─── Material for the task
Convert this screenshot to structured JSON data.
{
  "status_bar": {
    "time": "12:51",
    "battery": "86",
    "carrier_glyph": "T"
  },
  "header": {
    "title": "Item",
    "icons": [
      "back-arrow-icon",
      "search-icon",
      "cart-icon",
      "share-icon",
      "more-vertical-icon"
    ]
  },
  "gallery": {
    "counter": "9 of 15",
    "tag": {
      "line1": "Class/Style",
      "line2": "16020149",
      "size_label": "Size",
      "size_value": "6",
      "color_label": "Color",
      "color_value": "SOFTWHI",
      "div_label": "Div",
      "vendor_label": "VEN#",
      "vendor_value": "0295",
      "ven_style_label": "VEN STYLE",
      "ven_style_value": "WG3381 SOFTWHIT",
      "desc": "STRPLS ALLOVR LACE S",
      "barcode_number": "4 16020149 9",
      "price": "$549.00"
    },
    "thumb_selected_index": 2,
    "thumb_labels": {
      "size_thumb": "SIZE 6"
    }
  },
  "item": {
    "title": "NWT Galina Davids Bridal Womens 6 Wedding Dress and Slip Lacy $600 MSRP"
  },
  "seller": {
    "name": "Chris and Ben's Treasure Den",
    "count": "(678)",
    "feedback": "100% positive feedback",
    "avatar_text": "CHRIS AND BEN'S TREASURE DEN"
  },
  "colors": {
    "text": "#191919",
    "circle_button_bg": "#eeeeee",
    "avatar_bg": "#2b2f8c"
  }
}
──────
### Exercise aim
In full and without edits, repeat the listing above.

### Response
Convert this screenshot to structured JSON data.
{
  "status_bar": {
    "time": "12:51",
    "battery": "86",
    "carrier_glyph": "T"
  },
  "header": {
    "title": "Item",
    "icons": [
      "back-arrow-icon",
      "search-icon",
      "cart-icon",
      "share-icon",
      "more-vertical-icon"
    ]
  },
  "gallery": {
    "counter": "9 of 15",
    "tag": {
      "line1": "Class/Style",
      "line2": "16020149",
      "size_label": "Size",
      "size_value": "6",
      "color_label": "Color",
      "color_value": "SOFTWHI",
      "div_label": "Div",
      "vendor_label": "VEN#",
      "vendor_value": "0295",
      "ven_style_label": "VEN STYLE",
      "ven_style_value": "WG3381 SOFTWHIT",
      "desc": "STRPLS ALLOVR LACE S",
      "barcode_number": "4 16020149 9",
      "price": "$549.00"
    },
    "thumb_selected_index": 2,
    "thumb_labels": {
      "size_thumb": "SIZE 6"
    }
  },
  "item": {
    "title": "NWT Galina Davids Bridal Womens 6 Wedding Dress and Slip Lacy $600 MSRP"
  },
  "seller": {
    "name": "Chris and Ben's Treasure Den",
    "count": "(678)",
    "feedback": "100% positive feedback",
    "avatar_text": "CHRIS AND BEN'S TREASURE DEN"
  },
  "colors": {
    "text": "#191919",
    "circle_button_bg": "#eeeeee",
    "avatar_bg": "#2b2f8c"
  }
}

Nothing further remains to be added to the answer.